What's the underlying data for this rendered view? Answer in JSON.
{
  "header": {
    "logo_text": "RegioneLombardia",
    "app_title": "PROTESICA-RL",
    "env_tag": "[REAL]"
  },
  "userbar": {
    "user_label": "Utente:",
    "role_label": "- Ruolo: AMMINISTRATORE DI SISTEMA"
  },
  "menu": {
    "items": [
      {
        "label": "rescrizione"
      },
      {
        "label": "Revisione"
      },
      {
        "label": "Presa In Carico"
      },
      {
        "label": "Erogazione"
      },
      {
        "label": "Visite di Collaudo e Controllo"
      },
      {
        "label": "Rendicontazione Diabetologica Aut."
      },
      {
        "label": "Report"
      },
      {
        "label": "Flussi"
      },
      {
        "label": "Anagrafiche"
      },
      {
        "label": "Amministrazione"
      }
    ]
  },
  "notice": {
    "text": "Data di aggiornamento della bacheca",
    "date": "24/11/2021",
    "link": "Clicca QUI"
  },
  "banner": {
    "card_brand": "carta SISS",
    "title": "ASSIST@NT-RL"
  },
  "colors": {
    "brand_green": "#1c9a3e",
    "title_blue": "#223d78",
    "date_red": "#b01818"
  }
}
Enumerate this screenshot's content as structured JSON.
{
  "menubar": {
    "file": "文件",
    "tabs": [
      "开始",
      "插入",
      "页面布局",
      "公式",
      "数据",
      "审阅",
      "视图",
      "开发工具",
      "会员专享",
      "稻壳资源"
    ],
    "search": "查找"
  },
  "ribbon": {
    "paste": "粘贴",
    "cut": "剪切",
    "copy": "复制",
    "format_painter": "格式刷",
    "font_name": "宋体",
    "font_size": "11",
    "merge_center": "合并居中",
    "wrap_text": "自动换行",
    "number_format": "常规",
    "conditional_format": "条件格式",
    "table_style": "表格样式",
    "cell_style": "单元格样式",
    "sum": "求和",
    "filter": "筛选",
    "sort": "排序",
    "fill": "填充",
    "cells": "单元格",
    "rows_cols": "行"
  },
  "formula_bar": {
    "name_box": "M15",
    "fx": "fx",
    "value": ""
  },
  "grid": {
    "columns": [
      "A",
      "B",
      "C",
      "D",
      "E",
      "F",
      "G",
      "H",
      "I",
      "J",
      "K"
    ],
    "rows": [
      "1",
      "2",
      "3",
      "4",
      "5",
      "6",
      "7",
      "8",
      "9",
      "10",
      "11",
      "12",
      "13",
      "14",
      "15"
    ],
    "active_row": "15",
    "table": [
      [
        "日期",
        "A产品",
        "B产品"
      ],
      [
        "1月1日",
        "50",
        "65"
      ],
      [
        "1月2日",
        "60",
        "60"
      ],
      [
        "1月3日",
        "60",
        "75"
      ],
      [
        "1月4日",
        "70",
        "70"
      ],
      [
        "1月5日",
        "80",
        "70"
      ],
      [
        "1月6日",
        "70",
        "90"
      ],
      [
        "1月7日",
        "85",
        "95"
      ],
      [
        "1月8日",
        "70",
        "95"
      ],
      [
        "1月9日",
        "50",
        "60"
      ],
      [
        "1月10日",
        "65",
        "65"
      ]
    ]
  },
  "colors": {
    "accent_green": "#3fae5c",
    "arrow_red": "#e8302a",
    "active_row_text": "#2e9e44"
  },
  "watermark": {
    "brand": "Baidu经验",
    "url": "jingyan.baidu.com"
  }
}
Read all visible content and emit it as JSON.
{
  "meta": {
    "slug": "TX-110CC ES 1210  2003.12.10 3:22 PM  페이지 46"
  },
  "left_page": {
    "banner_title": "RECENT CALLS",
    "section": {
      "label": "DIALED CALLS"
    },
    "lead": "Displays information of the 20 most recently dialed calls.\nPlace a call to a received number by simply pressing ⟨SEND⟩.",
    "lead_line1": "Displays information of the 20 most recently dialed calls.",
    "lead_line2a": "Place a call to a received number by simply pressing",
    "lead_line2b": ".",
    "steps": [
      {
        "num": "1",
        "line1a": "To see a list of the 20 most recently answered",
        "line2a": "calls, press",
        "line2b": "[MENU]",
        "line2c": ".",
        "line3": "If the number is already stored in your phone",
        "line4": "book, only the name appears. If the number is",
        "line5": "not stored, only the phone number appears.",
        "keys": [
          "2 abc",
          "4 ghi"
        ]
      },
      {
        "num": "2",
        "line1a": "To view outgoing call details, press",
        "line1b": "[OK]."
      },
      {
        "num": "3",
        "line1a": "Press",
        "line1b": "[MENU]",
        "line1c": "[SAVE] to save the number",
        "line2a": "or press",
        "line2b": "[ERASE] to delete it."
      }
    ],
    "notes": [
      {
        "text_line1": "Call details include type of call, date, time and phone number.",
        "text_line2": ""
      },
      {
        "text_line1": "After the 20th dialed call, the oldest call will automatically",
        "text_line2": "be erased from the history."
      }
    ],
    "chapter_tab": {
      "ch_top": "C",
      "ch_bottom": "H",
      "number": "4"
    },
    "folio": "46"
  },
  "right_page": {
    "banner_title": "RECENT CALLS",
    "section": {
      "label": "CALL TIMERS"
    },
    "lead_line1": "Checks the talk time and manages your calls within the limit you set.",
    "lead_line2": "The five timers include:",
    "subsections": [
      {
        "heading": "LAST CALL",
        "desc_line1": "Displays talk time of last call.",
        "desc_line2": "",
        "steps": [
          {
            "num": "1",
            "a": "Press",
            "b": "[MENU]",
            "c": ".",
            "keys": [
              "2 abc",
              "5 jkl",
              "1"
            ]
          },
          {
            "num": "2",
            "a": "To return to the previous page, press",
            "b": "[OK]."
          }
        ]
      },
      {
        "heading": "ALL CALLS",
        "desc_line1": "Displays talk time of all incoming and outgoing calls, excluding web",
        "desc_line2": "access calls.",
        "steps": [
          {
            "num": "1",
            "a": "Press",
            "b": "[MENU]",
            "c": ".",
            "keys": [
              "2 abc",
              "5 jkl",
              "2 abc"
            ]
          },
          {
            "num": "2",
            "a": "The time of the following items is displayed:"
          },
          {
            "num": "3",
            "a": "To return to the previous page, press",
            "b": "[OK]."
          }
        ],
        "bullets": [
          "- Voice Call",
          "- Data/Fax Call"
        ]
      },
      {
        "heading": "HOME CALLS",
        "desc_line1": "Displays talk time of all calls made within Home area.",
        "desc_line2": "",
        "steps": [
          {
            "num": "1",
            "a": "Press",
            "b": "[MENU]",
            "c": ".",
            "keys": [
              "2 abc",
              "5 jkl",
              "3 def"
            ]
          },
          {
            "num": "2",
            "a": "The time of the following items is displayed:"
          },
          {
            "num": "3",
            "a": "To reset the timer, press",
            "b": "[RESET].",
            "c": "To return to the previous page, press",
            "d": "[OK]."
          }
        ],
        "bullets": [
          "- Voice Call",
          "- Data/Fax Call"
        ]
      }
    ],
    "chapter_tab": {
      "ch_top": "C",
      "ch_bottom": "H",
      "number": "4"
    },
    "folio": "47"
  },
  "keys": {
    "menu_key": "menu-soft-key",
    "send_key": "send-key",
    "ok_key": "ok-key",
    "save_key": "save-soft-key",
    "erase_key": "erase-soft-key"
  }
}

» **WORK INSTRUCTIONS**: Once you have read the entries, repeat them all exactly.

» **RESPONSE FOR THIS EXERCISE**:
What's the underlying data for this rendered view? Answer in JSON.
{
  "header": {
    "logo_text": "RegioneLombardia",
    "app_title": "PROTESICA-RL",
    "env_tag": "[REAL]"
  },
  "userbar": {
    "user_label": "Utente:",
    "role_label": "- Ruolo: AMMINISTRATORE DI SISTEMA"
  },
  "menu": {
    "items": [
      {
        "label": "rescrizione"
      },
      {
        "label": "Revisione"
      },
      {
        "label": "Presa In Carico"
      },
      {
        "label": "Erogazione"
      },
      {
        "label": "Visite di Collaudo e Controllo"
      },
      {
        "label": "Rendicontazione Diabetologica Aut."
      },
      {
        "label": "Report"
      },
      {
        "label": "Flussi"
      },
      {
        "label": "Anagrafiche"
      },
      {
        "label": "Amministrazione"
      }
    ]
  },
  "notice": {
    "text": "Data di aggiornamento della bacheca",
    "date": "24/11/2021",
    "link": "Clicca QUI"
  },
  "banner": {
    "card_brand": "carta SISS",
    "title": "ASSIST@NT-RL"
  },
  "colors": {
    "brand_green": "#1c9a3e",
    "title_blue": "#223d78",
    "date_red": "#b01818"
  }
}
Enumerate this screenshot's content as structured JSON.
{
  "menubar": {
    "file": "文件",
    "tabs": [
      "开始",
      "插入",
      "页面布局",
      "公式",
      "数据",
      "审阅",
      "视图",
      "开发工具",
      "会员专享",
      "稻壳资源"
    ],
    "search": "查找"
  },
  "ribbon": {
    "paste": "粘贴",
    "cut": "剪切",
    "copy": "复制",
    "format_painter": "格式刷",
    "font_name": "宋体",
    "font_size": "11",
    "merge_center": "合并居中",
    "wrap_text": "自动换行",
    "number_format": "常规",
    "conditional_format": "条件格式",
    "table_style": "表格样式",
    "cell_style": "单元格样式",
    "sum": "求和",
    "filter": "筛选",
    "sort": "排序",
    "fill": "填充",
    "cells": "单元格",
    "rows_cols": "行"
  },
  "formula_bar": {
    "name_box": "M15",
    "fx": "fx",
    "value": ""
  },
  "grid": {
    "columns": [
      "A",
      "B",
      "C",
      "D",
      "E",
      "F",
      "G",
      "H",
      "I",
      "J",
      "K"
    ],
    "rows": [
      "1",
      "2",
      "3",
      "4",
      "5",
      "6",
      "7",
      "8",
      "9",
      "10",
      "11",
      "12",
      "13",
      "14",
      "15"
    ],
    "active_row": "15",
    "table": [
      [
        "日期",
        "A产品",
        "B产品"
      ],
      [
        "1月1日",
        "50",
        "65"
      ],
      [
        "1月2日",
        "60",
        "60"
      ],
      [
        "1月3日",
        "60",
        "75"
      ],
      [
        "1月4日",
        "70",
        "70"
      ],
      [
        "1月5日",
        "80",
        "70"
      ],
      [
        "1月6日",
        "70",
        "90"
      ],
      [
        "1月7日",
        "85",
        "95"
      ],
      [
        "1月8日",
        "70",
        "95"
      ],
      [
        "1月9日",
        "50",
        "60"
      ],
      [
        "1月10日",
        "65",
        "65"
      ]
    ]
  },
  "colors": {
    "accent_green": "#3fae5c",
    "arrow_red": "#e8302a",
    "active_row_text": "#2e9e44"
  },
  "watermark": {
    "brand": "Baidu经验",
    "url": "jingyan.baidu.com"
  }
}
Read all visible content and emit it as JSON.
{
  "meta": {
    "slug": "TX-110CC ES 1210  2003.12.10 3:22 PM  페이지 46"
  },
  "left_page": {
    "banner_title": "RECENT CALLS",
    "section": {
      "label": "DIALED CALLS"
    },
    "lead": "Displays information of the 20 most recently dialed calls.\nPlace a call to a received number by simply pressing ⟨SEND⟩.",
    "lead_line1": "Displays information of the 20 most recently dialed calls.",
    "lead_line2a": "Place a call to a received number by simply pressing",
    "lead_line2b": ".",
    "steps": [
      {
        "num": "1",
        "line1a": "To see a list of the 20 most recently answered",
        "line2a": "calls, press",
        "line2b": "[MENU]",
        "line2c": ".",
        "line3": "If the number is already stored in your phone",
        "line4": "book, only the name appears. If the number is",
        "line5": "not stored, only the phone number appears.",
        "keys": [
          "2 abc",
          "4 ghi"
        ]
      },
      {
        "num": "2",
        "line1a": "To view outgoing call details, press",
        "line1b": "[OK]."
      },
      {
        "num": "3",
        "line1a": "Press",
        "line1b": "[MENU]",
        "line1c": "[SAVE] to save the number",
        "line2a": "or press",
        "line2b": "[ERASE] to delete it."
      }
    ],
    "notes": [
      {
        "text_line1": "Call details include type of call, date, time and phone number.",
        "text_line2": ""
      },
      {
        "text_line1": "After the 20th dialed call, the oldest call will automatically",
        "text_line2": "be erased from the history."
      }
    ],
    "chapter_tab": {
      "ch_top": "C",
      "ch_bottom": "H",
      "number": "4"
    },
    "folio": "46"
  },
  "right_page": {
    "banner_title": "RECENT CALLS",
    "section": {
      "label": "CALL TIMERS"
    },
    "lead_line1": "Checks the talk time and manages your calls within the limit you set.",
    "lead_line2": "The five timers include:",
    "subsections": [
      {
        "heading": "LAST CALL",
        "desc_line1": "Displays talk time of last call.",
        "desc_line2": "",
        "steps": [
          {
            "num": "1",
            "a": "Press",
            "b": "[MENU]",
            "c": ".",
            "keys": [
              "2 abc",
              "5 jkl",
              "1"
            ]
          },
          {
            "num": "2",
            "a": "To return to the previous page, press",
            "b": "[OK]."
          }
        ]
      },
      {
        "heading": "ALL CALLS",
        "desc_line1": "Displays talk time of all incoming and outgoing calls, excluding web",
        "desc_line2": "access calls.",
        "steps": [
          {
            "num": "1",
            "a": "Press",
            "b": "[MENU]",
            "c": ".",
            "keys": [
              "2 abc",
              "5 jkl",
              "2 abc"
            ]
          },
          {
            "num": "2",
            "a": "The time of the following items is displayed:"
          },
          {
            "num": "3",
            "a": "To return to the previous page, press",
            "b": "[OK]."
          }
        ],
        "bullets": [
          "- Voice Call",
          "- Data/Fax Call"
        ]
      },
      {
        "heading": "HOME CALLS",
        "desc_line1": "Displays talk time of all calls made within Home area.",
        "desc_line2": "",
        "steps": [
          {
            "num": "1",
            "a": "Press",
            "b": "[MENU]",
            "c": ".",
            "keys": [
              "2 abc",
              "5 jkl",
              "3 def"
            ]
          },
          {
            "num": "2",
            "a": "The time of the following items is displayed:"
          },
          {
            "num": "3",
            "a": "To reset the timer, press",
            "b": "[RESET].",
            "c": "To return to the previous page, press",
            "d": "[OK]."
          }
        ],
        "bullets": [
          "- Voice Call",
          "- Data/Fax Call"
        ]
      }
    ],
    "chapter_tab": {
      "ch_top": "C",
      "ch_bottom": "H",
      "number": "4"
    },
    "folio": "47"
  },
  "keys": {
    "menu_key": "menu-soft-key",
    "send_key": "send-key",
    "ok_key": "ok-key",
    "save_key": "save-soft-key",
    "erase_key": "erase-soft-key"
  }
}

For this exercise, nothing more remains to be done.